Page and application data records
=== Begin Enclosure ===

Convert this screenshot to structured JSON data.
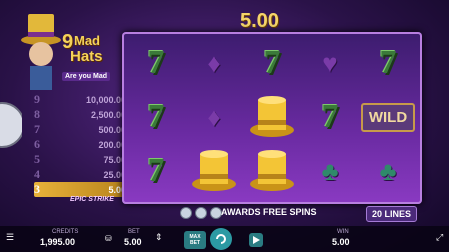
{
  "game": {
    "logo_number": "9",
    "logo_line1": "Mad",
    "logo_line2": "Hats",
    "logo_tagline": "Are you Mad",
    "win_total": "5.00"
  },
  "paytable": [
    {
      "count": "9",
      "value": "10,000.00",
      "active": false
    },
    {
      "count": "8",
      "value": "2,500.00",
      "active": false
    },
    {
      "count": "7",
      "value": "500.00",
      "active": false
    },
    {
      "count": "6",
      "value": "200.00",
      "active": false
    },
    {
      "count": "5",
      "value": "75.00",
      "active": false
    },
    {
      "count": "4",
      "value": "25.00",
      "active": false
    },
    {
      "count": "3",
      "value": "5.00",
      "active": true
    }
  ],
  "epic_strike": "EPIC STRIKE",
  "reels": [
    [
      "seven",
      "seven",
      "seven"
    ],
    [
      "diamond",
      "diamond",
      "hat"
    ],
    [
      "seven",
      "hat",
      "hat"
    ],
    [
      "heart",
      "seven",
      "club"
    ],
    [
      "seven",
      "wild",
      "club"
    ]
  ],
  "wild_label": "WILD",
  "awards_text": "AWARDS FREE SPINS",
  "lines_label": "20 LINES",
  "bottom_bar": {
    "credits_label": "CREDITS",
    "credits_value": "1,995.00",
    "bet_label": "BET",
    "bet_value": "5.00",
    "max_bet_line1": "MAX",
    "max_bet_line2": "BET",
    "win_label": "WIN",
    "win_value": "5.00"
  },
  "colors": {
    "accent": "#f6d56a",
    "background": "#2a1248",
    "reel_frame": "#6b2ba3",
    "button": "#2c9aa3"
  }
}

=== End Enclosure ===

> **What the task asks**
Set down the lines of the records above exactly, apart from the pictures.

> **Solution to this task**
Convert this screenshot to structured JSON data.
{
  "game": {
    "logo_number": "9",
    "logo_line1": "Mad",
    "logo_line2": "Hats",
    "logo_tagline": "Are you Mad",
    "win_total": "5.00"
  },
  "paytable": [
    {
      "count": "9",
      "value": "10,000.00",
      "active": false
    },
    {
      "count": "8",
      "value": "2,500.00",
      "active": false
    },
    {
      "count": "7",
      "value": "500.00",
      "active": false
    },
    {
      "count": "6",
      "value": "200.00",
      "active": false
    },
    {
      "count": "5",
      "value": "75.00",
      "active": false
    },
    {
      "count": "4",
      "value": "25.00",
      "active": false
    },
    {
      "count": "3",
      "value": "5.00",
      "active": true
    }
  ],
  "epic_strike": "EPIC STRIKE",
  "reels": [
    [
      "seven",
      "seven",
      "seven"
    ],
    [
      "diamond",
      "diamond",
      "hat"
    ],
    [
      "seven",
      "hat",
      "hat"
    ],
    [
      "heart",
      "seven",
      "club"
    ],
    [
      "seven",
      "wild",
      "club"
    ]
  ],
  "wild_label": "WILD",
  "awards_text": "AWARDS FREE SPINS",
  "lines_label": "20 LINES",
  "bottom_bar": {
    "credits_label": "CREDITS",
    "credits_value": "1,995.00",
    "bet_label": "BET",
    "bet_value": "5.00",
    "max_bet_line1": "MAX",
    "max_bet_line2": "BET",
    "win_label": "WIN",
    "win_value": "5.00"
  },
  "colors": {
    "accent": "#f6d56a",
    "background": "#2a1248",
    "reel_frame": "#6b2ba3",
    "button": "#2c9aa3"
  }
}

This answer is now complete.